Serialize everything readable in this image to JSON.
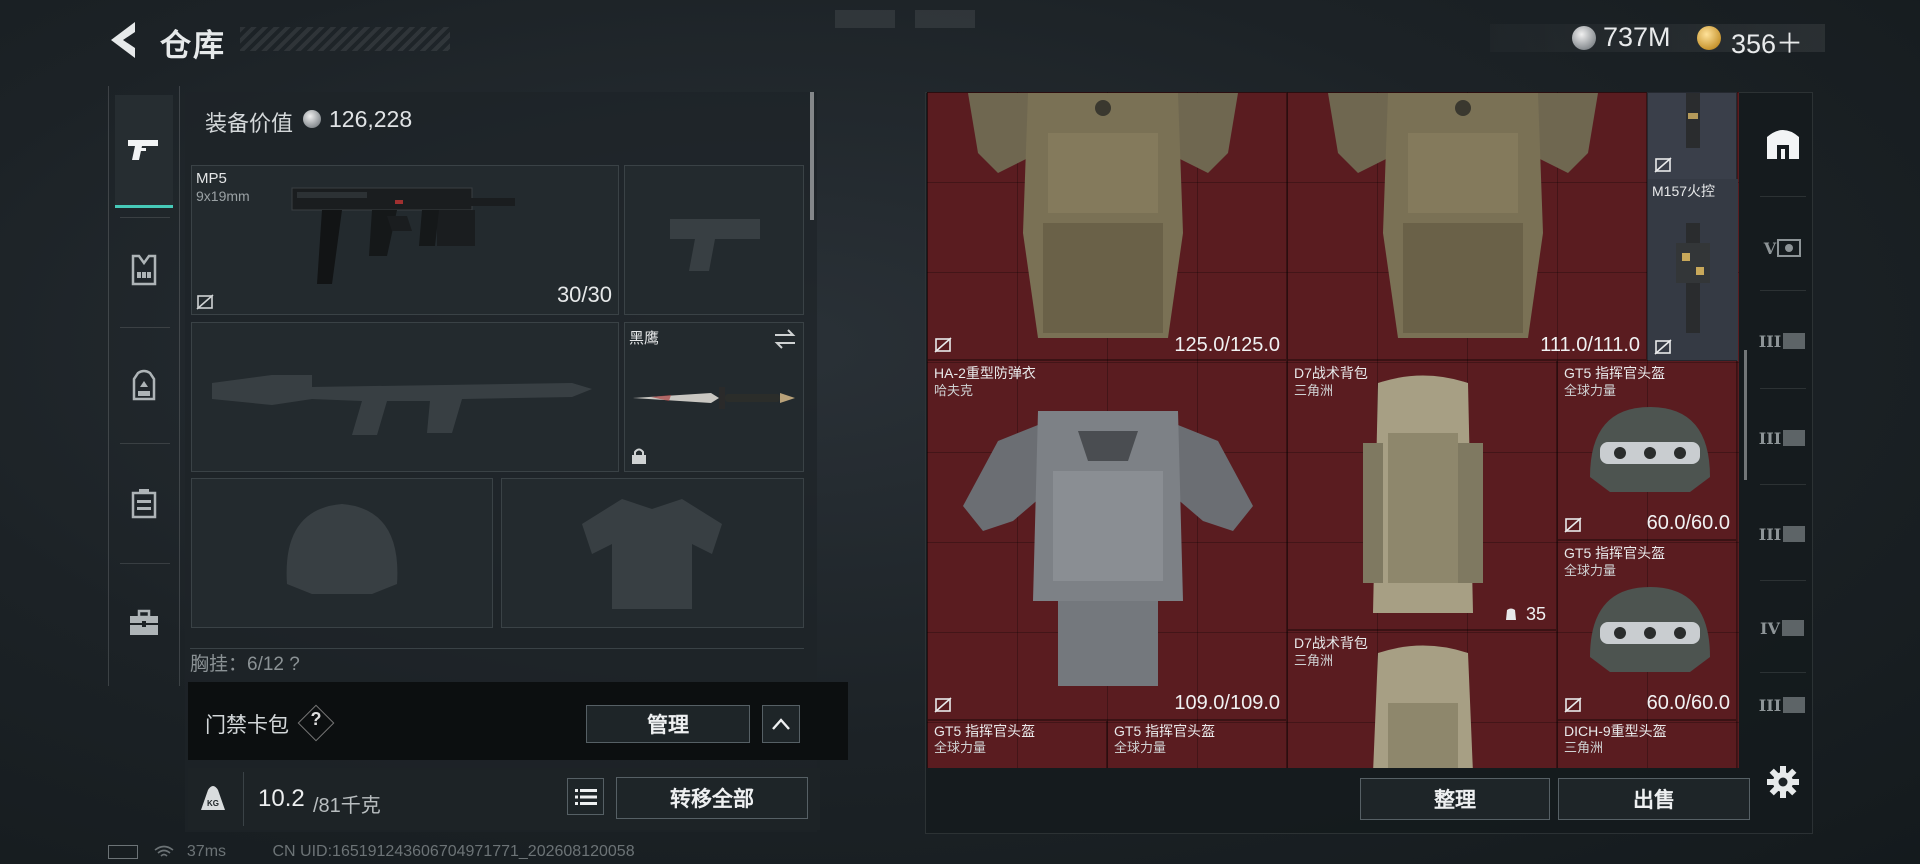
{
  "header": {
    "title": "仓库",
    "currencies": [
      {
        "name": "silver-coin",
        "amount": "737M"
      },
      {
        "name": "gold-coin",
        "amount": "356＋"
      }
    ]
  },
  "left_rail": {
    "items": [
      {
        "icon": "pistol-icon",
        "active": true
      },
      {
        "icon": "vest-icon",
        "active": false
      },
      {
        "icon": "backpack-icon",
        "active": false
      },
      {
        "icon": "container-icon",
        "active": false
      },
      {
        "icon": "case-icon",
        "active": false
      }
    ]
  },
  "loadout": {
    "value_label": "装备价值",
    "value": "126,228",
    "primary": {
      "name": "MP5",
      "caliber": "9x19mm",
      "ammo": "30/30"
    },
    "melee": {
      "name": "黑鹰"
    },
    "chest_row": "胸挂：6/12  ?",
    "card_pack_label": "门禁卡包",
    "card_help": "?",
    "manage_label": "管理",
    "weight_value": "10.2",
    "weight_max": "/81千克",
    "weight_icon_text": "KG",
    "transfer_all_label": "转移全部"
  },
  "stash": {
    "items": [
      {
        "name": "",
        "sub": "",
        "durability": "125.0/125.0",
        "kind": "vest-tan"
      },
      {
        "name": "",
        "sub": "",
        "durability": "111.0/111.0",
        "kind": "vest-tan"
      },
      {
        "name": "M157火控",
        "sub": "",
        "durability": "",
        "kind": "scope"
      },
      {
        "name": "HA-2重型防弹衣",
        "sub": "哈夫克",
        "durability": "109.0/109.0",
        "kind": "vest-grey"
      },
      {
        "name": "D7战术背包",
        "sub": "三角洲",
        "durability": "",
        "count": "35",
        "kind": "backpack"
      },
      {
        "name": "GT5 指挥官头盔",
        "sub": "全球力量",
        "durability": "60.0/60.0",
        "kind": "helmet"
      },
      {
        "name": "GT5 指挥官头盔",
        "sub": "全球力量",
        "durability": "60.0/60.0",
        "kind": "helmet"
      },
      {
        "name": "D7战术背包",
        "sub": "三角洲",
        "durability": "",
        "kind": "backpack"
      },
      {
        "name": "GT5 指挥官头盔",
        "sub": "全球力量",
        "durability": "",
        "kind": "helmet"
      },
      {
        "name": "GT5 指挥官头盔",
        "sub": "全球力量",
        "durability": "",
        "kind": "helmet"
      },
      {
        "name": "DICH-9重型头盔",
        "sub": "三角洲",
        "durability": "",
        "kind": "helmet"
      }
    ],
    "sort_label": "整理",
    "sell_label": "出售"
  },
  "right_rail": {
    "tabs": [
      "",
      "V",
      "III",
      "III",
      "III",
      "IV",
      "III"
    ]
  },
  "status_bar": {
    "ping": "37ms",
    "uid": "CN UID:16519124360670497177​1_202608120058"
  },
  "colors": {
    "accent": "#46c9b8",
    "grid_bg": "#5a1c20",
    "panel_bg": "#232a2e"
  }
}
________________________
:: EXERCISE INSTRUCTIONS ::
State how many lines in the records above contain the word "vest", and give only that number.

:: SOLUTION ::
4